### Exercise goal
Every record must be copied exactly, except that pictures are dropped.

### Excerpted records
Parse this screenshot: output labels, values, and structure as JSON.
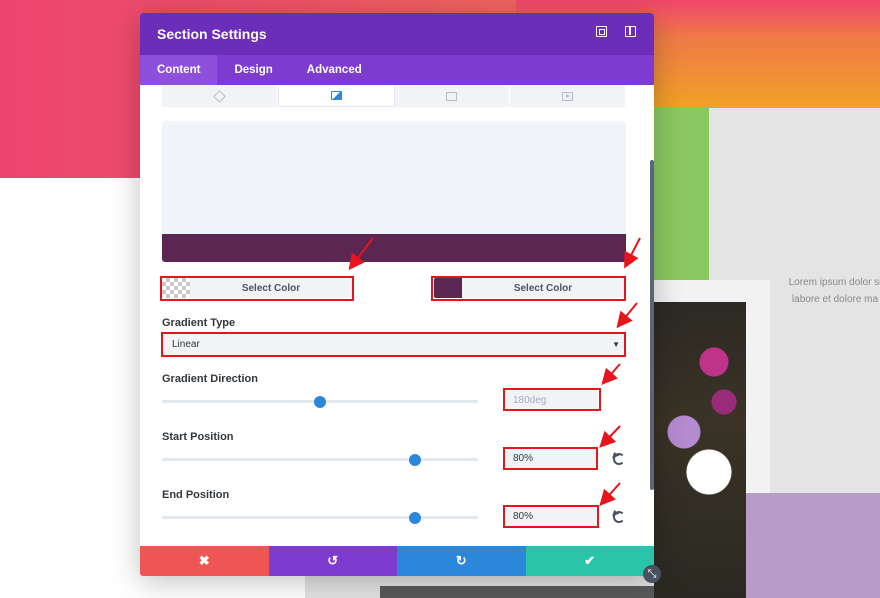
{
  "background": {
    "lorem_line1": "Lorem ipsum dolor si",
    "lorem_line2": "labore et dolore ma"
  },
  "modal": {
    "title": "Section Settings",
    "header_icons": [
      "fullscreen-icon",
      "split-view-icon"
    ],
    "tabs": [
      {
        "label": "Content",
        "active": true
      },
      {
        "label": "Design",
        "active": false
      },
      {
        "label": "Advanced",
        "active": false
      }
    ],
    "background_subtabs": [
      "paint-bucket-icon",
      "gradient-icon",
      "image-icon",
      "video-icon"
    ],
    "active_subtab": "gradient-icon",
    "gradient": {
      "start_color": "#ffffff",
      "end_color": "#5b2752",
      "start_color_label": "Select Color",
      "end_color_label": "Select Color",
      "type_label": "Gradient Type",
      "type_value": "Linear",
      "direction_label": "Gradient Direction",
      "direction_value": "180deg",
      "direction_fraction": 0.5,
      "start_label": "Start Position",
      "start_value": "80%",
      "start_fraction": 0.8,
      "end_label": "End Position",
      "end_value": "80%",
      "end_fraction": 0.8
    },
    "footer": {
      "cancel": "✖",
      "undo": "↺",
      "redo": "↻",
      "save": "✔"
    }
  },
  "colors": {
    "header": "#6c2eb9",
    "tabs": "#7e3bd0",
    "accent": "#2b87da",
    "annotation": "#e8141c"
  }
}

### Solution to this task
Parse this screenshot: output labels, values, and structure as JSON.
{
  "background": {
    "lorem_line1": "Lorem ipsum dolor si",
    "lorem_line2": "labore et dolore ma"
  },
  "modal": {
    "title": "Section Settings",
    "header_icons": [
      "fullscreen-icon",
      "split-view-icon"
    ],
    "tabs": [
      {
        "label": "Content",
        "active": true
      },
      {
        "label": "Design",
        "active": false
      },
      {
        "label": "Advanced",
        "active": false
      }
    ],
    "background_subtabs": [
      "paint-bucket-icon",
      "gradient-icon",
      "image-icon",
      "video-icon"
    ],
    "active_subtab": "gradient-icon",
    "gradient": {
      "start_color": "#ffffff",
      "end_color": "#5b2752",
      "start_color_label": "Select Color",
      "end_color_label": "Select Color",
      "type_label": "Gradient Type",
      "type_value": "Linear",
      "direction_label": "Gradient Direction",
      "direction_value": "180deg",
      "direction_fraction": 0.5,
      "start_label": "Start Position",
      "start_value": "80%",
      "start_fraction": 0.8,
      "end_label": "End Position",
      "end_value": "80%",
      "end_fraction": 0.8
    },
    "footer": {
      "cancel": "✖",
      "undo": "↺",
      "redo": "↻",
      "save": "✔"
    }
  },
  "colors": {
    "header": "#6c2eb9",
    "tabs": "#7e3bd0",
    "accent": "#2b87da",
    "annotation": "#e8141c"
  }
}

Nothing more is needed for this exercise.